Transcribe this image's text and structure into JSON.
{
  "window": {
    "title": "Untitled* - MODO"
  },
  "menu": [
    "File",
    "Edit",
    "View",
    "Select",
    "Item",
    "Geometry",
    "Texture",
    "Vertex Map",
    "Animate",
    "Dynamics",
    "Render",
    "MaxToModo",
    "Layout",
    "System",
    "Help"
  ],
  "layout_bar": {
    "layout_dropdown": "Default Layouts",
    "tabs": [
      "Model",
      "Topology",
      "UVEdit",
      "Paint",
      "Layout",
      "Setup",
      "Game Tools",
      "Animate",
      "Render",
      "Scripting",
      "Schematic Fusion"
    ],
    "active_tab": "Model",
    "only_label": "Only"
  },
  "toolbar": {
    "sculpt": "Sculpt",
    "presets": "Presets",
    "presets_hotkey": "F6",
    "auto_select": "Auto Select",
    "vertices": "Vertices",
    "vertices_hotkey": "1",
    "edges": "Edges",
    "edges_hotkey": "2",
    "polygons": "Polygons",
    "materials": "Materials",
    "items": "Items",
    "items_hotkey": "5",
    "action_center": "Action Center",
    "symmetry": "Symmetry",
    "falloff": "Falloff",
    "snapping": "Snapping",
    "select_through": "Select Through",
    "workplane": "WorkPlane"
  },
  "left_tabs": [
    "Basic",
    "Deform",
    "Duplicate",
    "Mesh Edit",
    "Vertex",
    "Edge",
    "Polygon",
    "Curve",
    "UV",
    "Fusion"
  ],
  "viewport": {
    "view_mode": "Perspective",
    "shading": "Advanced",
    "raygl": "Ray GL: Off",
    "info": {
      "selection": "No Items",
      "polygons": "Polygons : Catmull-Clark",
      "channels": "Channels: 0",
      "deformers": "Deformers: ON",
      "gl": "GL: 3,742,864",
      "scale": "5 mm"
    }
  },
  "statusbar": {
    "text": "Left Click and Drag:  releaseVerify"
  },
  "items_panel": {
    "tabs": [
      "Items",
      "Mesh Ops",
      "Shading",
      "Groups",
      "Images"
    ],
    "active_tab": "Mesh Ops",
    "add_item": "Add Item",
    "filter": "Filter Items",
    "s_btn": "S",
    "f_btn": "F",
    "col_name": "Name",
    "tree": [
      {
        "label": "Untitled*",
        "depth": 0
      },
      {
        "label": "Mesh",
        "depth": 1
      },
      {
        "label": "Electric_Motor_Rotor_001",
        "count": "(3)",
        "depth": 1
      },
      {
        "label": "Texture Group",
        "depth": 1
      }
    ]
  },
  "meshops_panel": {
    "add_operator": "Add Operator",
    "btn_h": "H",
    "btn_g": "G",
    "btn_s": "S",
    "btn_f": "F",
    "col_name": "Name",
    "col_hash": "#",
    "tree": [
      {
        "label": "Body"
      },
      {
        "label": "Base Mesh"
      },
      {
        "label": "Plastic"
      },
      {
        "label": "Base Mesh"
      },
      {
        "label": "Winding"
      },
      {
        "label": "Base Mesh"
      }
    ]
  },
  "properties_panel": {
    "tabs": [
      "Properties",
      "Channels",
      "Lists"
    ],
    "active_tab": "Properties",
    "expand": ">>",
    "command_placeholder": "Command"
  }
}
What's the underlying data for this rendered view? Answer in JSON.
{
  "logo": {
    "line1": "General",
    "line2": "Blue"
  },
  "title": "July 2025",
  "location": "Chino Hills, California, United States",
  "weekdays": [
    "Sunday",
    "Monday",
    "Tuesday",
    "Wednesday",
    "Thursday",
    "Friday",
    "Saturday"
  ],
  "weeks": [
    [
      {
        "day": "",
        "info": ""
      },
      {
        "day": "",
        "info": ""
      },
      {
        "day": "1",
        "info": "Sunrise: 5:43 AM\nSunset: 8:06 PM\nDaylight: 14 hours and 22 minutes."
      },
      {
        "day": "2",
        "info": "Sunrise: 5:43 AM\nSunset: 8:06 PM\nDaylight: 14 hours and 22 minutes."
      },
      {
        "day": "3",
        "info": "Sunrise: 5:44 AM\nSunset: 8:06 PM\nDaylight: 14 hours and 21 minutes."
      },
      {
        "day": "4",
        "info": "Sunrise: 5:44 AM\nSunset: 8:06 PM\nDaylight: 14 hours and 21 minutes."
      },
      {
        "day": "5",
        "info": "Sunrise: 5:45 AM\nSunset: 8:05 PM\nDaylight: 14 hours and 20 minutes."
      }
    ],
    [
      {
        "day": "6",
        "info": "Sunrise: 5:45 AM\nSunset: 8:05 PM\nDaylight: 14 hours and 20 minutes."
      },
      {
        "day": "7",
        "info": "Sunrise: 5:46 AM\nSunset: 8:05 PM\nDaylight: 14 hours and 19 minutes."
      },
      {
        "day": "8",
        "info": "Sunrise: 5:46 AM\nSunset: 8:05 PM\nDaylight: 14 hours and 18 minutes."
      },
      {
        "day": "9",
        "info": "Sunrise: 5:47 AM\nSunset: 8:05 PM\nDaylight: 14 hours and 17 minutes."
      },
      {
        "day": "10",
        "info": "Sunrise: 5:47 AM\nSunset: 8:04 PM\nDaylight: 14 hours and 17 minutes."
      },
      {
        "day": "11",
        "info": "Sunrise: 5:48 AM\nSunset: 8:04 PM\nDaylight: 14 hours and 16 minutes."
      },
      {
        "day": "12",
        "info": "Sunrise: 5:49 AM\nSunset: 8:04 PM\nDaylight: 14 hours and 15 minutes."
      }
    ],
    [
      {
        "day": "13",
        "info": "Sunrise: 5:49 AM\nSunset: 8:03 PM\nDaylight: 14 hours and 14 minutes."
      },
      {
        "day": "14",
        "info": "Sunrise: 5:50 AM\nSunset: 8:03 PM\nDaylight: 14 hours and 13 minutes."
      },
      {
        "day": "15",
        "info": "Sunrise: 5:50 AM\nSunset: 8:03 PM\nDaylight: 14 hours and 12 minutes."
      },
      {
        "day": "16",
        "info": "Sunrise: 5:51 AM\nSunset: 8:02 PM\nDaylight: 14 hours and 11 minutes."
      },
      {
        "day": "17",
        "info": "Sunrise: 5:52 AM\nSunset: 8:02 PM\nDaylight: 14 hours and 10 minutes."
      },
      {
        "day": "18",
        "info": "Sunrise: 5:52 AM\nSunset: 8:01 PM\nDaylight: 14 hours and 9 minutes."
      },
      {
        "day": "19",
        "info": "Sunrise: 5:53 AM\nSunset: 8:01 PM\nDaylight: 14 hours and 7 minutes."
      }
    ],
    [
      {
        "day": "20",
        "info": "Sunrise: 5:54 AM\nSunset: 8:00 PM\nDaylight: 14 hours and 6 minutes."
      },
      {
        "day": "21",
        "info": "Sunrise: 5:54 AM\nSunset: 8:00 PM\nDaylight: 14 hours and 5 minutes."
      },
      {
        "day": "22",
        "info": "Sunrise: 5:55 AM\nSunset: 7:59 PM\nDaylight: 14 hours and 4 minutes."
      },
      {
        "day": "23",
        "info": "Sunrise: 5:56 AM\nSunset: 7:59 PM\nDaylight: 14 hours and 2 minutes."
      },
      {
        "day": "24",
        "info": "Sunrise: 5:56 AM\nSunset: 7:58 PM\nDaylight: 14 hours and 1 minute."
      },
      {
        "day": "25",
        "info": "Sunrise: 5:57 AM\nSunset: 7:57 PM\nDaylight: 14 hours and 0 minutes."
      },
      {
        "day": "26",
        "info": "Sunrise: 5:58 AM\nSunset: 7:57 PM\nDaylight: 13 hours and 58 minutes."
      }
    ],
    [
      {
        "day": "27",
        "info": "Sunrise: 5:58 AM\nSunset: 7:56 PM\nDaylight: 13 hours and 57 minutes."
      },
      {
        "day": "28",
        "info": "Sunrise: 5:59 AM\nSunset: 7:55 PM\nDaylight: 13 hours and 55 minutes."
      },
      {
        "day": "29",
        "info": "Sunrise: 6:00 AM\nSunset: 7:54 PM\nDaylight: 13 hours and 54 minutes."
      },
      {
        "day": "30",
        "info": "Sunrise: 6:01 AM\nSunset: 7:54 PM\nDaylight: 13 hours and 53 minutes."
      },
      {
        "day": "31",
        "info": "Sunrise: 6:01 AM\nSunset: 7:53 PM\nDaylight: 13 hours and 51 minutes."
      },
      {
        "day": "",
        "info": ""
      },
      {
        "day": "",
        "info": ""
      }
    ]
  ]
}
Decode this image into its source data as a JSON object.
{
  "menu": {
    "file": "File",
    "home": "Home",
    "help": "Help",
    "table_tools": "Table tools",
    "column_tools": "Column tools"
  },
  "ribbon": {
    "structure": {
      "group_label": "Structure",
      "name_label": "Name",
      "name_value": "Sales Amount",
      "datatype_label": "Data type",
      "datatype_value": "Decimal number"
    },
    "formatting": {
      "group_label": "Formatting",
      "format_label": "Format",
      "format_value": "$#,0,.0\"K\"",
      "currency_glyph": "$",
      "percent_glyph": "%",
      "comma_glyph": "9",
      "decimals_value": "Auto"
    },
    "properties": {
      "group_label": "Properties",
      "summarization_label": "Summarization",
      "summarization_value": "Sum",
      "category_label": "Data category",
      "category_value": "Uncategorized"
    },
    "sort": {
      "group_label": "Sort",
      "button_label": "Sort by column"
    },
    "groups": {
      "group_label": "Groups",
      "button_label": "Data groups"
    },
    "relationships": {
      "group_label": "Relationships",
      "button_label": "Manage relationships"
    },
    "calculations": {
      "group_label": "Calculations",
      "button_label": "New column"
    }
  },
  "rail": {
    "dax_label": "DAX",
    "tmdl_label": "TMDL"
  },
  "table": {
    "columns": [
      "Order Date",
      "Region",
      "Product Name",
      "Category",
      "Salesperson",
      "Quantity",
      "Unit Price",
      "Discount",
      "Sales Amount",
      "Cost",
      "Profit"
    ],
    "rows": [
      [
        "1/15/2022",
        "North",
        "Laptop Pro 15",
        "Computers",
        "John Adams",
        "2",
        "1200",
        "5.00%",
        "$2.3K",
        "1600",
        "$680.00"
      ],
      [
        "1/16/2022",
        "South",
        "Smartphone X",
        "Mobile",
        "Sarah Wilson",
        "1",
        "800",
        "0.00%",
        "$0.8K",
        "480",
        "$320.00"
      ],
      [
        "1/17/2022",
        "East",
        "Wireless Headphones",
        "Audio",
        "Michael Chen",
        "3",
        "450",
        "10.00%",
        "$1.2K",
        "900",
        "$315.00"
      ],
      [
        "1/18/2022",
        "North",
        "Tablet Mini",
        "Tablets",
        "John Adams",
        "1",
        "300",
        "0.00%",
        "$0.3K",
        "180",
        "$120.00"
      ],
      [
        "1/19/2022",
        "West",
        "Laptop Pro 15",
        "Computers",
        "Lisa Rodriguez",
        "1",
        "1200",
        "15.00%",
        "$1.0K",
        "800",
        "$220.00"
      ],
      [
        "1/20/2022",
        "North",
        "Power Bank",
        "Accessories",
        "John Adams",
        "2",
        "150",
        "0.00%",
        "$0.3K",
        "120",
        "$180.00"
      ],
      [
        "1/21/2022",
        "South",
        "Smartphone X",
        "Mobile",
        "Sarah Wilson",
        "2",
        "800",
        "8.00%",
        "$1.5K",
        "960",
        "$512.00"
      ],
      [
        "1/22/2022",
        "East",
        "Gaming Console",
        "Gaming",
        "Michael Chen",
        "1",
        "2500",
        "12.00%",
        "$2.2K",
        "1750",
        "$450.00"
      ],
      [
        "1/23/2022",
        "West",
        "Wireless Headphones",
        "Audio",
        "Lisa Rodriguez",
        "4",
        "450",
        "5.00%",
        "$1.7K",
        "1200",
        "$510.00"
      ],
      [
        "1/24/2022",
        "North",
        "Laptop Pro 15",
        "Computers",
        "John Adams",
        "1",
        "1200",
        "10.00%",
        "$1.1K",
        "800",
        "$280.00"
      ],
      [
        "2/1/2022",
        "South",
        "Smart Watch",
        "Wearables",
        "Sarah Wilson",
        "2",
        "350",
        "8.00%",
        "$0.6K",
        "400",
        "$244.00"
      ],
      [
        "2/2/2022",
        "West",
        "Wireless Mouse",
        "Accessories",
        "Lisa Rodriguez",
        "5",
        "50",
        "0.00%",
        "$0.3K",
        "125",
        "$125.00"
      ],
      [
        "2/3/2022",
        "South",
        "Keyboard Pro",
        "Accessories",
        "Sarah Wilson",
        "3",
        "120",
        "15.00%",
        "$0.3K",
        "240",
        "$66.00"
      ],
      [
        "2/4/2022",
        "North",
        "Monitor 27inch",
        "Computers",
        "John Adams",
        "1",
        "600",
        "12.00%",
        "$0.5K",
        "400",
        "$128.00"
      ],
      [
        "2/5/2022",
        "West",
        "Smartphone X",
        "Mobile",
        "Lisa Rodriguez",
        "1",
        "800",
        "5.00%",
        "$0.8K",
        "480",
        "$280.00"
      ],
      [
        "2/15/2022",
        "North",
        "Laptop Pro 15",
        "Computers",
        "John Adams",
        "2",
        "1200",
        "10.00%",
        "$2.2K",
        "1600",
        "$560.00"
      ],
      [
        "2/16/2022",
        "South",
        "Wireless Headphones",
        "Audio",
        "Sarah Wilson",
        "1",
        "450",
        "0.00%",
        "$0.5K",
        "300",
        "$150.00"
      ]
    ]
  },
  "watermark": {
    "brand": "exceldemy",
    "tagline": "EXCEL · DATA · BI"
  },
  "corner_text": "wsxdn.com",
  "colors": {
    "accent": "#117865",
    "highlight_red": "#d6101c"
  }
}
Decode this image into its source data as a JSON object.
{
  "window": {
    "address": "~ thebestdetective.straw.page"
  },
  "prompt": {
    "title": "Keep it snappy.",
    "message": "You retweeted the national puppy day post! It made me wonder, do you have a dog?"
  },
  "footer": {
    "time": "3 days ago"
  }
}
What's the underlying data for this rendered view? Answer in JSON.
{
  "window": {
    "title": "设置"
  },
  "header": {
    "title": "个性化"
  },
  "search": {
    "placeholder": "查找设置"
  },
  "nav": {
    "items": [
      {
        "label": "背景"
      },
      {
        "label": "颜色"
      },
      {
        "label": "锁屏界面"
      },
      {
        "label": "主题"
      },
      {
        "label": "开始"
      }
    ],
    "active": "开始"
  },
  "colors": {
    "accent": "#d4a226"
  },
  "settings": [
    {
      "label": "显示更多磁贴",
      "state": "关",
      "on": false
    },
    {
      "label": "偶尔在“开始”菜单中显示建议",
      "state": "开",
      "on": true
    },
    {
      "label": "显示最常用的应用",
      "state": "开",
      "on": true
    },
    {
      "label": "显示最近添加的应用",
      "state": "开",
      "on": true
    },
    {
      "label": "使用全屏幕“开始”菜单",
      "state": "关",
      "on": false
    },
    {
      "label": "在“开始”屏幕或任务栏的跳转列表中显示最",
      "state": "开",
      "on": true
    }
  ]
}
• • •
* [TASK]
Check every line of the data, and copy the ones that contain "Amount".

* [EXPECTED OUTPUT]
      "name_value": "Sales Amount",
      "Sales Amount",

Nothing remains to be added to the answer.